(Exercise instructions): Your answer must be a word-for-word copy of the data.

(Records shown):
========================================

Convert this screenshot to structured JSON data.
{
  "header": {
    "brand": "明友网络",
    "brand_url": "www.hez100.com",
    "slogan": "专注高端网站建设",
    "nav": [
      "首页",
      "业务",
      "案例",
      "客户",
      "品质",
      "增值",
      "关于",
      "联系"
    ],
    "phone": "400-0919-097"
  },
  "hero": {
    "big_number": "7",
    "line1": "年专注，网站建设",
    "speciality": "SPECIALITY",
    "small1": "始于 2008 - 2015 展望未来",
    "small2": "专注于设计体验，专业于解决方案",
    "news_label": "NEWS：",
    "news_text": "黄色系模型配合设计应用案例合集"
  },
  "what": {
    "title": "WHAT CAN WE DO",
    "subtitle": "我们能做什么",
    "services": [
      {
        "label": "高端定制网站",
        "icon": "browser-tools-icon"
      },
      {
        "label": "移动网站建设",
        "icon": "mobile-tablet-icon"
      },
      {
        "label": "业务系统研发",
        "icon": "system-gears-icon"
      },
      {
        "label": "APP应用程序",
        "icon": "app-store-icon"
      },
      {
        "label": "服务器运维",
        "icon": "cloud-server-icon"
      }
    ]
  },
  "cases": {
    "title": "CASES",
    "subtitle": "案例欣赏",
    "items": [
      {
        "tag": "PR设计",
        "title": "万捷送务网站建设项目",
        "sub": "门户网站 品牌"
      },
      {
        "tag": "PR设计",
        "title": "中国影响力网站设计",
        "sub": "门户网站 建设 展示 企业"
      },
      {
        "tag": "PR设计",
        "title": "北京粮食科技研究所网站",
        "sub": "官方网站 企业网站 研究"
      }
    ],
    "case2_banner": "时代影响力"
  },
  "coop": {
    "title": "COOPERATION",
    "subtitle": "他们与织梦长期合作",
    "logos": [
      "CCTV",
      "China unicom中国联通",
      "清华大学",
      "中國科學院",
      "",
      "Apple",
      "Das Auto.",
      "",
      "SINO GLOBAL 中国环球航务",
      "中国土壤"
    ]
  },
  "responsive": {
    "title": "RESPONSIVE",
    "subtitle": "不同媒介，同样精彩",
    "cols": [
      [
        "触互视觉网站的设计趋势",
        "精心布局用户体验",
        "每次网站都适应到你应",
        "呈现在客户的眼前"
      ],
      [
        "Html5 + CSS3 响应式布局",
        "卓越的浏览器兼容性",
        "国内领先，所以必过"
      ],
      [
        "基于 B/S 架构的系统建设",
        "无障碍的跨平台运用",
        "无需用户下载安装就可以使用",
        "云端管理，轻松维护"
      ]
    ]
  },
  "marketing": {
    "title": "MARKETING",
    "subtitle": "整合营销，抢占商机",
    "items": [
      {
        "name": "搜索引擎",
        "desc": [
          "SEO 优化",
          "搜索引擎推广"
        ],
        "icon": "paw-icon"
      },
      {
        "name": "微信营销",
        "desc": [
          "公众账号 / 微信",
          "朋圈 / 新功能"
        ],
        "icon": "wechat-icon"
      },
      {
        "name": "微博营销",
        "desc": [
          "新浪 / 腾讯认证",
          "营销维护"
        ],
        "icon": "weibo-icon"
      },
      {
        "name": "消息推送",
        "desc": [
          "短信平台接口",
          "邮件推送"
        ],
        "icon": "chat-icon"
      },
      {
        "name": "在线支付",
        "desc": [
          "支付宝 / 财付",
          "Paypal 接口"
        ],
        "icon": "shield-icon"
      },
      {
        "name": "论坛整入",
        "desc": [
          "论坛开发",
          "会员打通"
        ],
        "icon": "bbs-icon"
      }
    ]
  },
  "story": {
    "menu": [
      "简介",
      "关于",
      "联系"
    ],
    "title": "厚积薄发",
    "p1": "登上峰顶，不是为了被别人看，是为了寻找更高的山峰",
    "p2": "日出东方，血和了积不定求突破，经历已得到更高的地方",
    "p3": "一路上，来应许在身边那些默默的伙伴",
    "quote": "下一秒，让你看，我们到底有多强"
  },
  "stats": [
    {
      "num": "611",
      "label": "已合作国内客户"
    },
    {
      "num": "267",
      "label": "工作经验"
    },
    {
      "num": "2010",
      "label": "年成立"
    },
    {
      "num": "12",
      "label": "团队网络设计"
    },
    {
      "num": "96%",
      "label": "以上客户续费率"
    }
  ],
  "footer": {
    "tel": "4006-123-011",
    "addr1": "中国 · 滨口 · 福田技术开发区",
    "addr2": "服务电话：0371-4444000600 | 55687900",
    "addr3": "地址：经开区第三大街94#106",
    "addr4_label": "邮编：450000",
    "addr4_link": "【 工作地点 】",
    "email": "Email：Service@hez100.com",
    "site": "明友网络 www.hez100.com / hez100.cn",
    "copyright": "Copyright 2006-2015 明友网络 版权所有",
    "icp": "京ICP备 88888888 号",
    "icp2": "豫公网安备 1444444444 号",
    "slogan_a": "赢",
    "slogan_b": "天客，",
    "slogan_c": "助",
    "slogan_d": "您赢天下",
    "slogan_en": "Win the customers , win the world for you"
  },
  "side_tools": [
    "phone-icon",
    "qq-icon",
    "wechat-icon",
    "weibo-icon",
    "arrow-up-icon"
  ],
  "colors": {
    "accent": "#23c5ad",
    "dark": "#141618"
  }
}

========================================

(Answer area):
Convert this screenshot to structured JSON data.
{
  "header": {
    "brand": "明友网络",
    "brand_url": "www.hez100.com",
    "slogan": "专注高端网站建设",
    "nav": [
      "首页",
      "业务",
      "案例",
      "客户",
      "品质",
      "增值",
      "关于",
      "联系"
    ],
    "phone": "400-0919-097"
  },
  "hero": {
    "big_number": "7",
    "line1": "年专注，网站建设",
    "speciality": "SPECIALITY",
    "small1": "始于 2008 - 2015 展望未来",
    "small2": "专注于设计体验，专业于解决方案",
    "news_label": "NEWS：",
    "news_text": "黄色系模型配合设计应用案例合集"
  },
  "what": {
    "title": "WHAT CAN WE DO",
    "subtitle": "我们能做什么",
    "services": [
      {
        "label": "高端定制网站",
        "icon": "browser-tools-icon"
      },
      {
        "label": "移动网站建设",
        "icon": "mobile-tablet-icon"
      },
      {
        "label": "业务系统研发",
        "icon": "system-gears-icon"
      },
      {
        "label": "APP应用程序",
        "icon": "app-store-icon"
      },
      {
        "label": "服务器运维",
        "icon": "cloud-server-icon"
      }
    ]
  },
  "cases": {
    "title": "CASES",
    "subtitle": "案例欣赏",
    "items": [
      {
        "tag": "PR设计",
        "title": "万捷送务网站建设项目",
        "sub": "门户网站 品牌"
      },
      {
        "tag": "PR设计",
        "title": "中国影响力网站设计",
        "sub": "门户网站 建设 展示 企业"
      },
      {
        "tag": "PR设计",
        "title": "北京粮食科技研究所网站",
        "sub": "官方网站 企业网站 研究"
      }
    ],
    "case2_banner": "时代影响力"
  },
  "coop": {
    "title": "COOPERATION",
    "subtitle": "他们与织梦长期合作",
    "logos": [
      "CCTV",
      "China unicom中国联通",
      "清华大学",
      "中國科學院",
      "",
      "Apple",
      "Das Auto.",
      "",
      "SINO GLOBAL 中国环球航务",
      "中国土壤"
    ]
  },
  "responsive": {
    "title": "RESPONSIVE",
    "subtitle": "不同媒介，同样精彩",
    "cols": [
      [
        "触互视觉网站的设计趋势",
        "精心布局用户体验",
        "每次网站都适应到你应",
        "呈现在客户的眼前"
      ],
      [
        "Html5 + CSS3 响应式布局",
        "卓越的浏览器兼容性",
        "国内领先，所以必过"
      ],
      [
        "基于 B/S 架构的系统建设",
        "无障碍的跨平台运用",
        "无需用户下载安装就可以使用",
        "云端管理，轻松维护"
      ]
    ]
  },
  "marketing": {
    "title": "MARKETING",
    "subtitle": "整合营销，抢占商机",
    "items": [
      {
        "name": "搜索引擎",
        "desc": [
          "SEO 优化",
          "搜索引擎推广"
        ],
        "icon": "paw-icon"
      },
      {
        "name": "微信营销",
        "desc": [
          "公众账号 / 微信",
          "朋圈 / 新功能"
        ],
        "icon": "wechat-icon"
      },
      {
        "name": "微博营销",
        "desc": [
          "新浪 / 腾讯认证",
          "营销维护"
        ],
        "icon": "weibo-icon"
      },
      {
        "name": "消息推送",
        "desc": [
          "短信平台接口",
          "邮件推送"
        ],
        "icon": "chat-icon"
      },
      {
        "name": "在线支付",
        "desc": [
          "支付宝 / 财付",
          "Paypal 接口"
        ],
        "icon": "shield-icon"
      },
      {
        "name": "论坛整入",
        "desc": [
          "论坛开发",
          "会员打通"
        ],
        "icon": "bbs-icon"
      }
    ]
  },
  "story": {
    "menu": [
      "简介",
      "关于",
      "联系"
    ],
    "title": "厚积薄发",
    "p1": "登上峰顶，不是为了被别人看，是为了寻找更高的山峰",
    "p2": "日出东方，血和了积不定求突破，经历已得到更高的地方",
    "p3": "一路上，来应许在身边那些默默的伙伴",
    "quote": "下一秒，让你看，我们到底有多强"
  },
  "stats": [
    {
      "num": "611",
      "label": "已合作国内客户"
    },
    {
      "num": "267",
      "label": "工作经验"
    },
    {
      "num": "2010",
      "label": "年成立"
    },
    {
      "num": "12",
      "label": "团队网络设计"
    },
    {
      "num": "96%",
      "label": "以上客户续费率"
    }
  ],
  "footer": {
    "tel": "4006-123-011",
    "addr1": "中国 · 滨口 · 福田技术开发区",
    "addr2": "服务电话：0371-4444000600 | 55687900",
    "addr3": "地址：经开区第三大街94#106",
    "addr4_label": "邮编：450000",
    "addr4_link": "【 工作地点 】",
    "email": "Email：Service@hez100.com",
    "site": "明友网络 www.hez100.com / hez100.cn",
    "copyright": "Copyright 2006-2015 明友网络 版权所有",
    "icp": "京ICP备 88888888 号",
    "icp2": "豫公网安备 1444444444 号",
    "slogan_a": "赢",
    "slogan_b": "天客，",
    "slogan_c": "助",
    "slogan_d": "您赢天下",
    "slogan_en": "Win the customers , win the world for you"
  },
  "side_tools": [
    "phone-icon",
    "qq-icon",
    "wechat-icon",
    "weibo-icon",
    "arrow-up-icon"
  ],
  "colors": {
    "accent": "#23c5ad",
    "dark": "#141618"
  }
}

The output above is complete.